━━ Exercise materials ━━

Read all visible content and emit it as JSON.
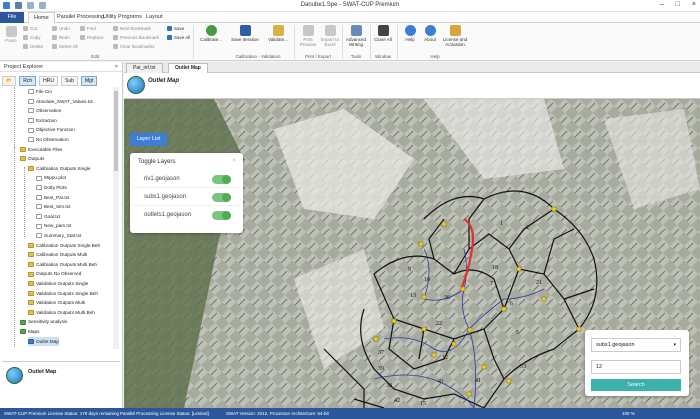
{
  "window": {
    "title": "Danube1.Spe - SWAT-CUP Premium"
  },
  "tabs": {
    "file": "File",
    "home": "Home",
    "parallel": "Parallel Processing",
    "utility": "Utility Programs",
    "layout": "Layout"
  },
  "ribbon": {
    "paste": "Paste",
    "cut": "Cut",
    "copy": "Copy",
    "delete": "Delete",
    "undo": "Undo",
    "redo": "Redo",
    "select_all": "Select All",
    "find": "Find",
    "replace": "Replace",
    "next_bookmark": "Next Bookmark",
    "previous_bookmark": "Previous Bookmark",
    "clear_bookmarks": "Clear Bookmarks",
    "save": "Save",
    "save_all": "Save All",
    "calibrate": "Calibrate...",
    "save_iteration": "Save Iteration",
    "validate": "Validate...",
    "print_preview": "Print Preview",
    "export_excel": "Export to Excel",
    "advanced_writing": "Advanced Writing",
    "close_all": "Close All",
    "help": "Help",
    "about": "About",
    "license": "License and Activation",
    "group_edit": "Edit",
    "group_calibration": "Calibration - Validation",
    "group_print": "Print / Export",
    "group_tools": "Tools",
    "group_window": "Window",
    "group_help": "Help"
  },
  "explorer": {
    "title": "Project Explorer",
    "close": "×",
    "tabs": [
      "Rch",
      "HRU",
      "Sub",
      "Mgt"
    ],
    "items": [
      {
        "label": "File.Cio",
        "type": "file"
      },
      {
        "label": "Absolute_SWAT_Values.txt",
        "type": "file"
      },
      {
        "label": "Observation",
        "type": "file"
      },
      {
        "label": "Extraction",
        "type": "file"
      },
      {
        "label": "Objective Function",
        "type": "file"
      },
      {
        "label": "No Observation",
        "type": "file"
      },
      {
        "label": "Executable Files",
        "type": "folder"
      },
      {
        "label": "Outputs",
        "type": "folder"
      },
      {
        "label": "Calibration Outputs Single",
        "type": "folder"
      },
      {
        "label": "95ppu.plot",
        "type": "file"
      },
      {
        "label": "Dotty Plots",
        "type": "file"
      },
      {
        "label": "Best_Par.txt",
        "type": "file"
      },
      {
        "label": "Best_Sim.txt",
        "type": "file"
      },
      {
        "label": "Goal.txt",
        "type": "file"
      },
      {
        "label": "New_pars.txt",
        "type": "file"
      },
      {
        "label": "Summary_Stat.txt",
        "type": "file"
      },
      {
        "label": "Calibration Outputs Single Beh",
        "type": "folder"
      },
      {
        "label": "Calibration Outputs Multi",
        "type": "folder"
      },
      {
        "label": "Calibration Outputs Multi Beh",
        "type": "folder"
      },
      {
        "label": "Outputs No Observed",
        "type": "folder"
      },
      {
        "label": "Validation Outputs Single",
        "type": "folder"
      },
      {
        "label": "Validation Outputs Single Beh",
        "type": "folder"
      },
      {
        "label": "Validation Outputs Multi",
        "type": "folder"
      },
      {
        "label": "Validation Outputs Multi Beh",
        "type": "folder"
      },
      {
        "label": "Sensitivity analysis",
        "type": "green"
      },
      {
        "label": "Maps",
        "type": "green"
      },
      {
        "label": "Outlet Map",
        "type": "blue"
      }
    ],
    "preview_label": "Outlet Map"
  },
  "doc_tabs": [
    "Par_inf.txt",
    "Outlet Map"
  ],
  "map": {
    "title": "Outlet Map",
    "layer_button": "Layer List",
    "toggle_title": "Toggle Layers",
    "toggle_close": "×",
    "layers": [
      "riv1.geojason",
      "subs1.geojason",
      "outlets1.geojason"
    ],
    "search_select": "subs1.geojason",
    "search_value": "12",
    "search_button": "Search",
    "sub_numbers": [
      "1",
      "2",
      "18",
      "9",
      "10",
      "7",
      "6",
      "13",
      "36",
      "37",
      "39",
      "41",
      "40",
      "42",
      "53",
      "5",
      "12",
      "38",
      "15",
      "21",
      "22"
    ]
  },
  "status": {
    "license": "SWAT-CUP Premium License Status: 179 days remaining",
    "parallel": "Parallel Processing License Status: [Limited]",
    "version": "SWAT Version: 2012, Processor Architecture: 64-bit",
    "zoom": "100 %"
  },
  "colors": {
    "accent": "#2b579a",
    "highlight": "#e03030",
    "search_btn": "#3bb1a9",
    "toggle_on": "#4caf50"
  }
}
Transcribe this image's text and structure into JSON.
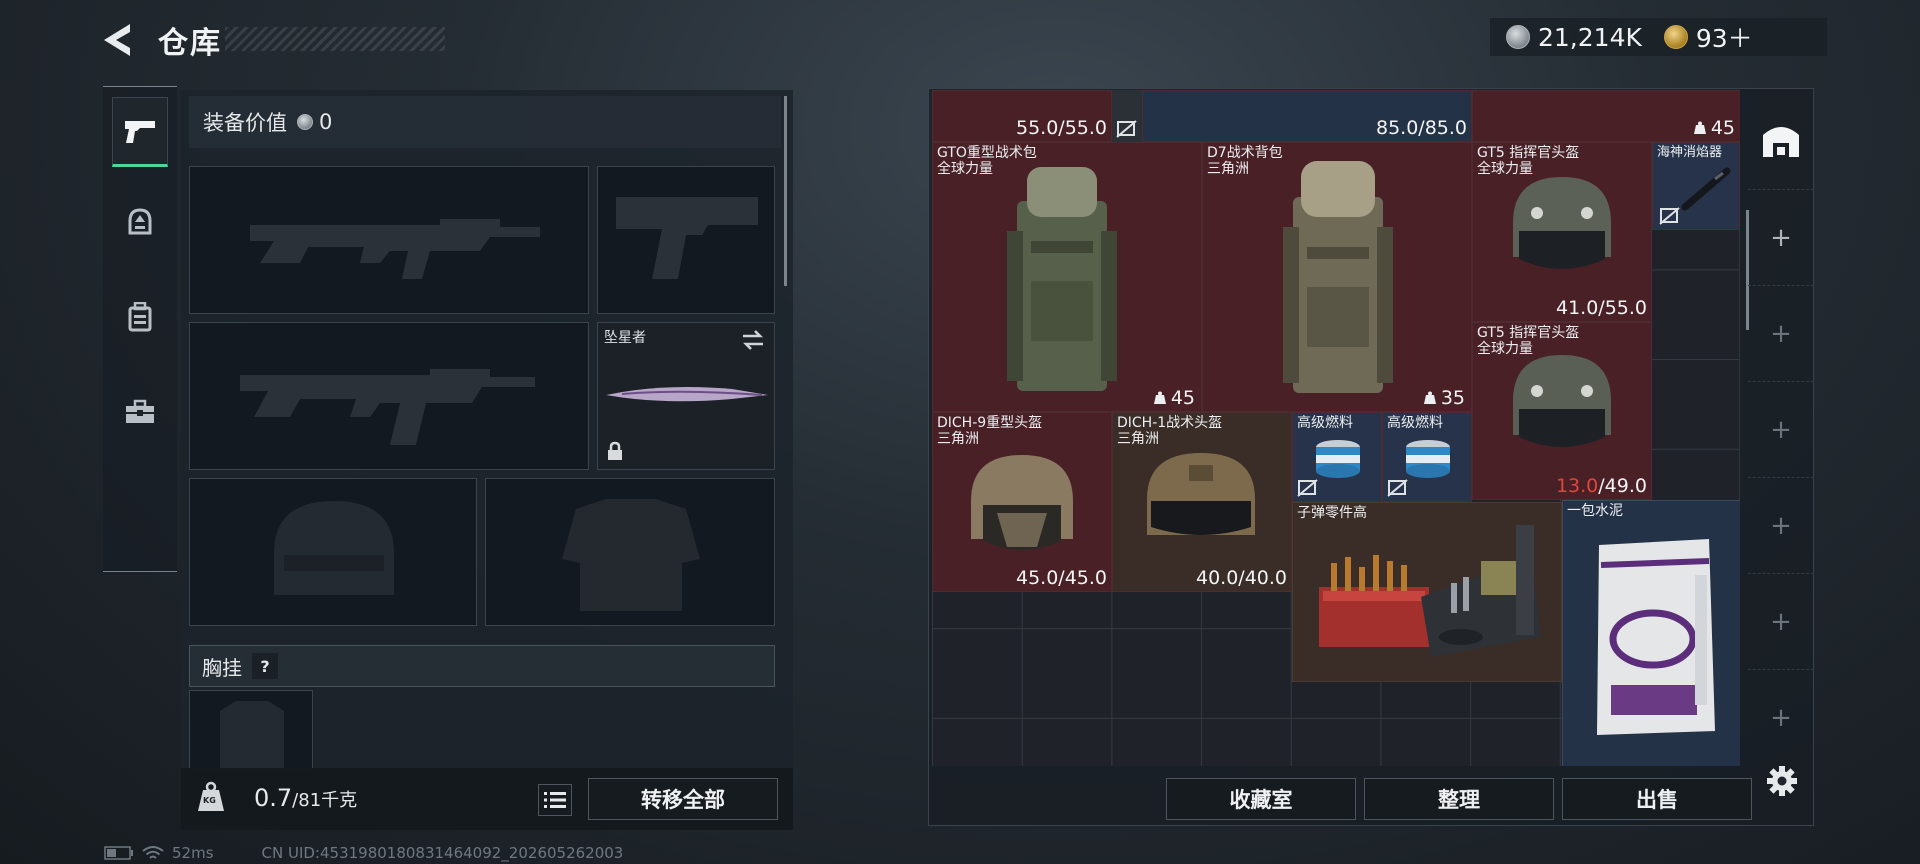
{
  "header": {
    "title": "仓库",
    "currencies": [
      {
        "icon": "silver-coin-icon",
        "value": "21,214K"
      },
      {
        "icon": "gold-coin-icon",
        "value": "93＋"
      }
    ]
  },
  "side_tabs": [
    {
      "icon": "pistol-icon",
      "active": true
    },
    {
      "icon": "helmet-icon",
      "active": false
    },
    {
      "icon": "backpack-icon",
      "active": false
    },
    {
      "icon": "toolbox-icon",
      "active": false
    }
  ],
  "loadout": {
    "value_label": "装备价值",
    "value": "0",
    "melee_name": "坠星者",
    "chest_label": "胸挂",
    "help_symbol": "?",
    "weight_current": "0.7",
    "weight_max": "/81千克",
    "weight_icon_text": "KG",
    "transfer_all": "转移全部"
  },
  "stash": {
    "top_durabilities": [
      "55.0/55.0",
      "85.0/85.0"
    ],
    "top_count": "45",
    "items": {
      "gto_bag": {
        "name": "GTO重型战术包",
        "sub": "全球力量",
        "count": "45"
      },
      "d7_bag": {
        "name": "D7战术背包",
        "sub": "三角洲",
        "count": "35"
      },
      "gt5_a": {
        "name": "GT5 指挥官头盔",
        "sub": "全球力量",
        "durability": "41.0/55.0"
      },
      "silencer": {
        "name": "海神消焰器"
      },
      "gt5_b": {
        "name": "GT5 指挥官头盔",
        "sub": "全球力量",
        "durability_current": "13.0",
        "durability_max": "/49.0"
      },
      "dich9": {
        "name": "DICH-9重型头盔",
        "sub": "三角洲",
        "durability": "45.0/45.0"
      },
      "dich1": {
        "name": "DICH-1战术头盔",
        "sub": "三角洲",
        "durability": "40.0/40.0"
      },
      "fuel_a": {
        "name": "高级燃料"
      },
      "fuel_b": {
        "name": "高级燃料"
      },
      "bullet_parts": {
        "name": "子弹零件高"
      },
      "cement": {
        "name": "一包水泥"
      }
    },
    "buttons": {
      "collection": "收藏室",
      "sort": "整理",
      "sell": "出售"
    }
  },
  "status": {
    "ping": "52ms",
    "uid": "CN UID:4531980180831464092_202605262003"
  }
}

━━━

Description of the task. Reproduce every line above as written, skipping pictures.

Answer for this exercise.
Read all visible content and emit it as JSON.
{
  "window": {
    "title": "Danube1.Spe - SWAT-CUP Premium"
  },
  "tabs": {
    "file": "File",
    "home": "Home",
    "parallel": "Parallel Processing",
    "utility": "Utility Programs",
    "layout": "Layout"
  },
  "ribbon": {
    "paste": "Paste",
    "cut": "Cut",
    "copy": "Copy",
    "delete": "Delete",
    "undo": "Undo",
    "redo": "Redo",
    "select_all": "Select All",
    "find": "Find",
    "replace": "Replace",
    "next_bookmark": "Next Bookmark",
    "previous_bookmark": "Previous Bookmark",
    "clear_bookmarks": "Clear Bookmarks",
    "save": "Save",
    "save_all": "Save All",
    "calibrate": "Calibrate...",
    "save_iteration": "Save Iteration",
    "validate": "Validate...",
    "print_preview": "Print Preview",
    "export_excel": "Export to Excel",
    "advanced_writing": "Advanced Writing",
    "close_all": "Close All",
    "help": "Help",
    "about": "About",
    "license": "License and Activation",
    "group_edit": "Edit",
    "group_calibration": "Calibration - Validation",
    "group_print": "Print / Export",
    "group_tools": "Tools",
    "group_window": "Window",
    "group_help": "Help"
  },
  "explorer": {
    "title": "Project Explorer",
    "close": "×",
    "tabs": [
      "Rch",
      "HRU",
      "Sub",
      "Mgt"
    ],
    "items": [
      {
        "label": "File.Cio",
        "type": "file"
      },
      {
        "label": "Absolute_SWAT_Values.txt",
        "type": "file"
      },
      {
        "label": "Observation",
        "type": "file"
      },
      {
        "label": "Extraction",
        "type": "file"
      },
      {
        "label": "Objective Function",
        "type": "file"
      },
      {
        "label": "No Observation",
        "type": "file"
      },
      {
        "label": "Executable Files",
        "type": "folder"
      },
      {
        "label": "Outputs",
        "type": "folder"
      },
      {
        "label": "Calibration Outputs Single",
        "type": "folder"
      },
      {
        "label": "95ppu.plot",
        "type": "file"
      },
      {
        "label": "Dotty Plots",
        "type": "file"
      },
      {
        "label": "Best_Par.txt",
        "type": "file"
      },
      {
        "label": "Best_Sim.txt",
        "type": "file"
      },
      {
        "label": "Goal.txt",
        "type": "file"
      },
      {
        "label": "New_pars.txt",
        "type": "file"
      },
      {
        "label": "Summary_Stat.txt",
        "type": "file"
      },
      {
        "label": "Calibration Outputs Single Beh",
        "type": "folder"
      },
      {
        "label": "Calibration Outputs Multi",
        "type": "folder"
      },
      {
        "label": "Calibration Outputs Multi Beh",
        "type": "folder"
      },
      {
        "label": "Outputs No Observed",
        "type": "folder"
      },
      {
        "label": "Validation Outputs Single",
        "type": "folder"
      },
      {
        "label": "Validation Outputs Single Beh",
        "type": "folder"
      },
      {
        "label": "Validation Outputs Multi",
        "type": "folder"
      },
      {
        "label": "Validation Outputs Multi Beh",
        "type": "folder"
      },
      {
        "label": "Sensitivity analysis",
        "type": "green"
      },
      {
        "label": "Maps",
        "type": "green"
      },
      {
        "label": "Outlet Map",
        "type": "blue"
      }
    ],
    "preview_label": "Outlet Map"
  },
  "doc_tabs": [
    "Par_inf.txt",
    "Outlet Map"
  ],
  "map": {
    "title": "Outlet Map",
    "layer_button": "Layer List",
    "toggle_title": "Toggle Layers",
    "toggle_close": "×",
    "layers": [
      "riv1.geojason",
      "subs1.geojason",
      "outlets1.geojason"
    ],
    "search_select": "subs1.geojason",
    "search_value": "12",
    "search_button": "Search",
    "sub_numbers": [
      "1",
      "2",
      "18",
      "9",
      "10",
      "7",
      "6",
      "13",
      "36",
      "37",
      "39",
      "41",
      "40",
      "42",
      "53",
      "5",
      "12",
      "38",
      "15",
      "21",
      "22"
    ]
  },
  "status": {
    "license": "SWAT-CUP Premium License Status: 179 days remaining",
    "parallel": "Parallel Processing License Status: [Limited]",
    "version": "SWAT Version: 2012, Processor Architecture: 64-bit",
    "zoom": "100 %"
  },
  "colors": {
    "accent": "#2b579a",
    "highlight": "#e03030",
    "search_btn": "#3bb1a9",
    "toggle_on": "#4caf50"
  }
}
Transcribe this image's text and structure into JSON.
{
  "header": {
    "title": "仓库",
    "currencies": [
      {
        "icon": "silver-coin-icon",
        "value": "21,214K"
      },
      {
        "icon": "gold-coin-icon",
        "value": "93＋"
      }
    ]
  },
  "side_tabs": [
    {
      "icon": "pistol-icon",
      "active": true
    },
    {
      "icon": "helmet-icon",
      "active": false
    },
    {
      "icon": "backpack-icon",
      "active": false
    },
    {
      "icon": "toolbox-icon",
      "active": false
    }
  ],
  "loadout": {
    "value_label": "装备价值",
    "value": "0",
    "melee_name": "坠星者",
    "chest_label": "胸挂",
    "help_symbol": "?",
    "weight_current": "0.7",
    "weight_max": "/81千克",
    "weight_icon_text": "KG",
    "transfer_all": "转移全部"
  },
  "stash": {
    "top_durabilities": [
      "55.0/55.0",
      "85.0/85.0"
    ],
    "top_count": "45",
    "items": {
      "gto_bag": {
        "name": "GTO重型战术包",
        "sub": "全球力量",
        "count": "45"
      },
      "d7_bag": {
        "name": "D7战术背包",
        "sub": "三角洲",
        "count": "35"
      },
      "gt5_a": {
        "name": "GT5 指挥官头盔",
        "sub": "全球力量",
        "durability": "41.0/55.0"
      },
      "silencer": {
        "name": "海神消焰器"
      },
      "gt5_b": {
        "name": "GT5 指挥官头盔",
        "sub": "全球力量",
        "durability_current": "13.0",
        "durability_max": "/49.0"
      },
      "dich9": {
        "name": "DICH-9重型头盔",
        "sub": "三角洲",
        "durability": "45.0/45.0"
      },
      "dich1": {
        "name": "DICH-1战术头盔",
        "sub": "三角洲",
        "durability": "40.0/40.0"
      },
      "fuel_a": {
        "name": "高级燃料"
      },
      "fuel_b": {
        "name": "高级燃料"
      },
      "bullet_parts": {
        "name": "子弹零件高"
      },
      "cement": {
        "name": "一包水泥"
      }
    },
    "buttons": {
      "collection": "收藏室",
      "sort": "整理",
      "sell": "出售"
    }
  },
  "status": {
    "ping": "52ms",
    "uid": "CN UID:4531980180831464092_202605262003"
  }
}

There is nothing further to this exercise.